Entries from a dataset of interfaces
○ ○ ○
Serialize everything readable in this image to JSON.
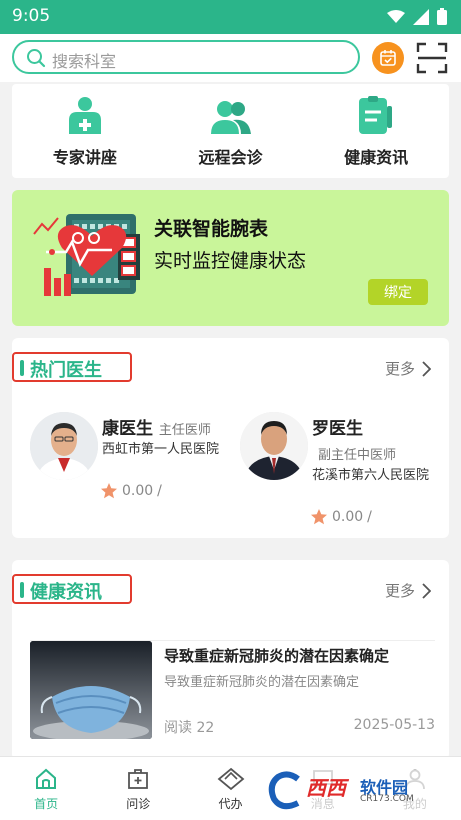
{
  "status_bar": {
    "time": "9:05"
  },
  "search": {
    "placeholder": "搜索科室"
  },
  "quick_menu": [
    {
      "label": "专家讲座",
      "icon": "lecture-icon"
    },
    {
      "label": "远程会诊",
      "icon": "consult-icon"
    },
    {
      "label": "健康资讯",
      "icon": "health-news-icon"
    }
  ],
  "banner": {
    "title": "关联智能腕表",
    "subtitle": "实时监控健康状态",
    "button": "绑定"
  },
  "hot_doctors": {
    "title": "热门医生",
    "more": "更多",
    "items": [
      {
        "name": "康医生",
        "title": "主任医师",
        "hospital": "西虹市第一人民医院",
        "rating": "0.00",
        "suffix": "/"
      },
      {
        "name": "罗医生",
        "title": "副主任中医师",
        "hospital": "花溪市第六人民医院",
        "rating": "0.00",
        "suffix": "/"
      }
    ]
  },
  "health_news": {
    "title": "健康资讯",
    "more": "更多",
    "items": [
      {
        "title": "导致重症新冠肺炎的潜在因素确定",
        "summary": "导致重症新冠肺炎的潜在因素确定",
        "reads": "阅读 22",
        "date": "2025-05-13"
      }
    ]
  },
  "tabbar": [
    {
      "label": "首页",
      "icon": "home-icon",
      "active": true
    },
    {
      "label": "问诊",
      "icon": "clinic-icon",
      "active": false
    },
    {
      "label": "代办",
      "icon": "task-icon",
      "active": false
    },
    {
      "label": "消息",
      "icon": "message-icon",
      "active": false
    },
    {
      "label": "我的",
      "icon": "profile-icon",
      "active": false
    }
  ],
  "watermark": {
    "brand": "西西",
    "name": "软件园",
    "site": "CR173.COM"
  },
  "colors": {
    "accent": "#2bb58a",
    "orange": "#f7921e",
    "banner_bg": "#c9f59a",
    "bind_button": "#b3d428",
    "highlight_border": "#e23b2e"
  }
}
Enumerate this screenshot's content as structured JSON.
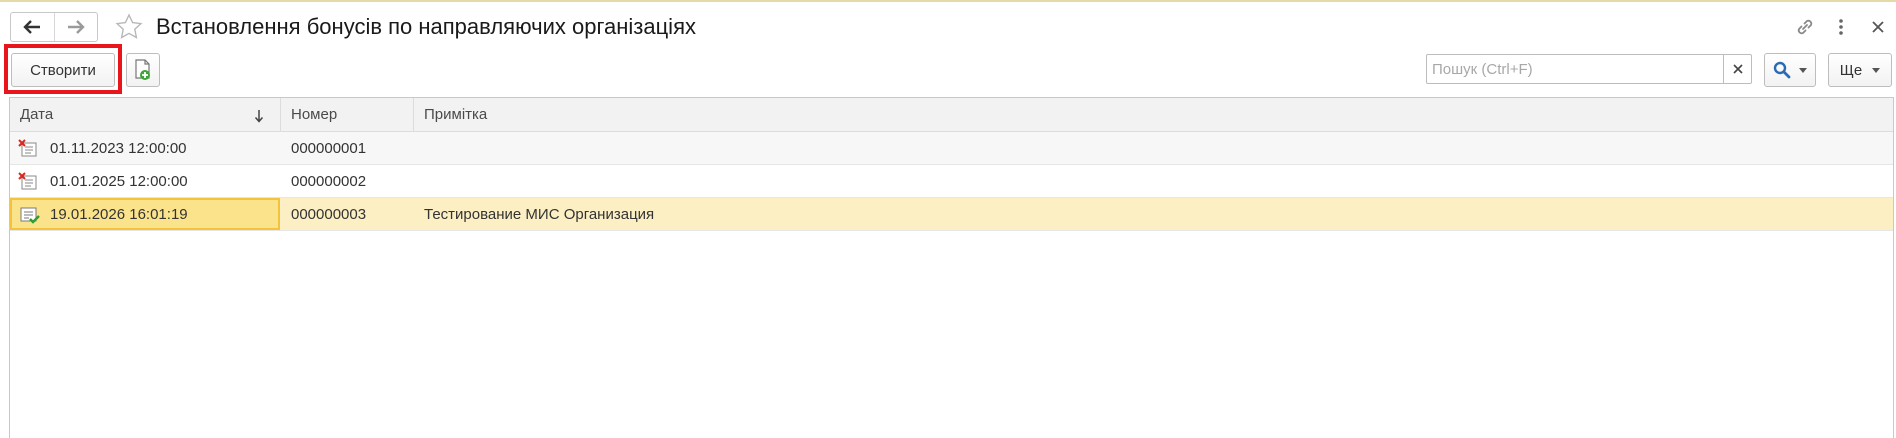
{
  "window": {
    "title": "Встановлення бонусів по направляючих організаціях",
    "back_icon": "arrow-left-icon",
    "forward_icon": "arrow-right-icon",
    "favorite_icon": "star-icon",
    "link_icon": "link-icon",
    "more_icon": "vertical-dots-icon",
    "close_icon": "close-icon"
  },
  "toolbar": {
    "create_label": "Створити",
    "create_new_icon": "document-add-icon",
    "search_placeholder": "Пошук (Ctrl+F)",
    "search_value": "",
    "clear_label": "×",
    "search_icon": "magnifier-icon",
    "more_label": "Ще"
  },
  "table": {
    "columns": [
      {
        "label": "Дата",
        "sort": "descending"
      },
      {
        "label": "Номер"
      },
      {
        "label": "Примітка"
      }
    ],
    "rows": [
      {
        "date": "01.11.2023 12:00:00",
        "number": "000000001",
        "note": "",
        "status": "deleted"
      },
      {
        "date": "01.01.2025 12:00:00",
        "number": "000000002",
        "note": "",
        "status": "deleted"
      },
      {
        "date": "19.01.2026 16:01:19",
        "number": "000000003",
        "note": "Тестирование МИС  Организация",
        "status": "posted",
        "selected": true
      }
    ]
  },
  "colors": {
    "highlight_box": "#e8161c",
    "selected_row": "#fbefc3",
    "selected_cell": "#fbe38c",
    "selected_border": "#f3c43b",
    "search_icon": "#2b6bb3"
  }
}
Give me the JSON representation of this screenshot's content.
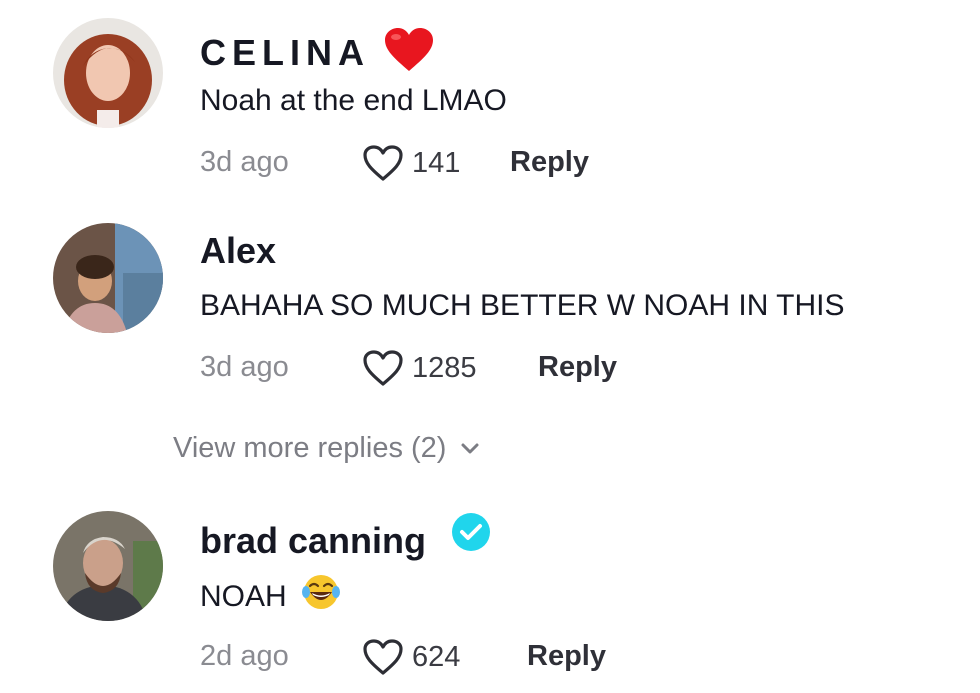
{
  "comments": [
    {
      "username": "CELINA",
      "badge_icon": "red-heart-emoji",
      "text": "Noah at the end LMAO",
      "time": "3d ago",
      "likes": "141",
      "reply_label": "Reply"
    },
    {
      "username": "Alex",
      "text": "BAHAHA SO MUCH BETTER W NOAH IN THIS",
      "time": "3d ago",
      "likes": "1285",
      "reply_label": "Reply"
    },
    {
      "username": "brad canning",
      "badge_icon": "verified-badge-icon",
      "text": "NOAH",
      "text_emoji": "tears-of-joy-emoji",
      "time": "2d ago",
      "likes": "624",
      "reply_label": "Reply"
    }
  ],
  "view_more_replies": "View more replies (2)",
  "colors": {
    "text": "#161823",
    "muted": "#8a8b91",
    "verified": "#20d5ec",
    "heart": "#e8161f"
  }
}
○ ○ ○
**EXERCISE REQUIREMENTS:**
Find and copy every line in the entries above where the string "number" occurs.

**EXERCISE RESULT:**
        "number": "000000001",
        "number": "000000002",
        "number": "000000003",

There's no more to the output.